#### Listed records ####

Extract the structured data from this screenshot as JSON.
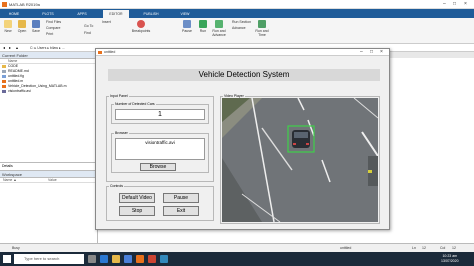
{
  "window": {
    "title": "MATLAB R2019a"
  },
  "ribbon_tabs": [
    "HOME",
    "PLOTS",
    "APPS",
    "EDITOR",
    "PUBLISH",
    "VIEW"
  ],
  "search": {
    "placeholder": "Search Documentation"
  },
  "user": "Bilawal",
  "ribbon": {
    "new_label": "New",
    "open_label": "Open",
    "save_label": "Save",
    "find_files_label": "Find Files",
    "compare_label": "Compare",
    "print_label": "Print",
    "goto_label": "Go To",
    "find_label": "Find",
    "insert_label": "Insert",
    "breakpoints_label": "Breakpoints",
    "pause_label": "Pause",
    "run_label": "Run",
    "run_advance_label": "Run and Advance",
    "run_section_label": "Run Section",
    "advance_label": "Advance",
    "run_time_label": "Run and Time"
  },
  "address": {
    "path": "C: ▸ Users ▸ bilaw ▸ ..."
  },
  "current_folder": {
    "title": "Current Folder",
    "name_header": "Name",
    "files": [
      "CODE",
      "README.md",
      "untitled.fig",
      "untitled.m",
      "Vehicle_Detection_Using_MATLAB.m",
      "visiontraffic.avi"
    ]
  },
  "details": {
    "title": "Details"
  },
  "workspace": {
    "title": "Workspace",
    "name_header": "Name ▲",
    "value_header": "Value"
  },
  "editor": {
    "file_tab": "untitled"
  },
  "figure": {
    "title": "untitled",
    "banner": "Vehicle Detection System",
    "input_panel": {
      "legend": "Input Panel",
      "cars_label": "Number of Detected Cars",
      "cars_value": "1",
      "browser_legend": "Browser",
      "file_value": "visiontraffic.avi",
      "browse_label": "Browse"
    },
    "controls": {
      "legend": "Controls",
      "default_video": "Default Video",
      "pause": "Pause",
      "stop": "Stop",
      "exit": "Exit"
    },
    "video_player": {
      "legend": "Video Player"
    }
  },
  "status": {
    "left": "Busy",
    "file": "untitled",
    "ln_label": "Ln",
    "ln_value": "12",
    "col_label": "Col",
    "col_value": "12"
  },
  "taskbar": {
    "search_placeholder": "Type here to search",
    "time": "10:23 am",
    "date": "13/07/2020"
  }
}
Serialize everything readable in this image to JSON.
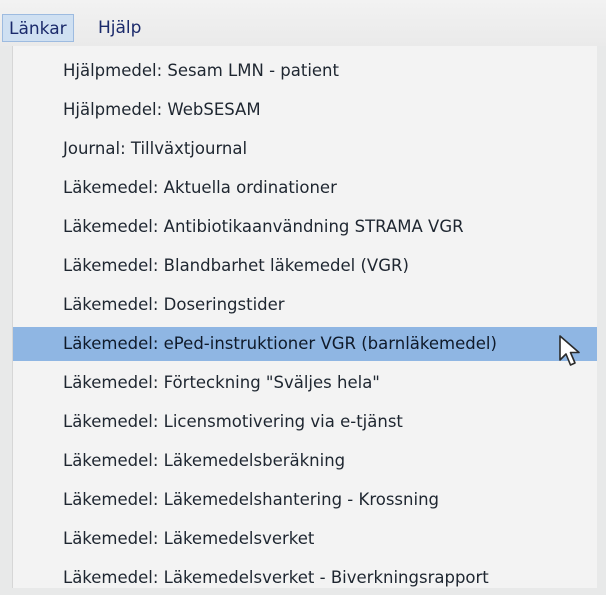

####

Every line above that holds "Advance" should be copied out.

    "run_advance_label": "Run and Advance",
    "advance_label": "Advance",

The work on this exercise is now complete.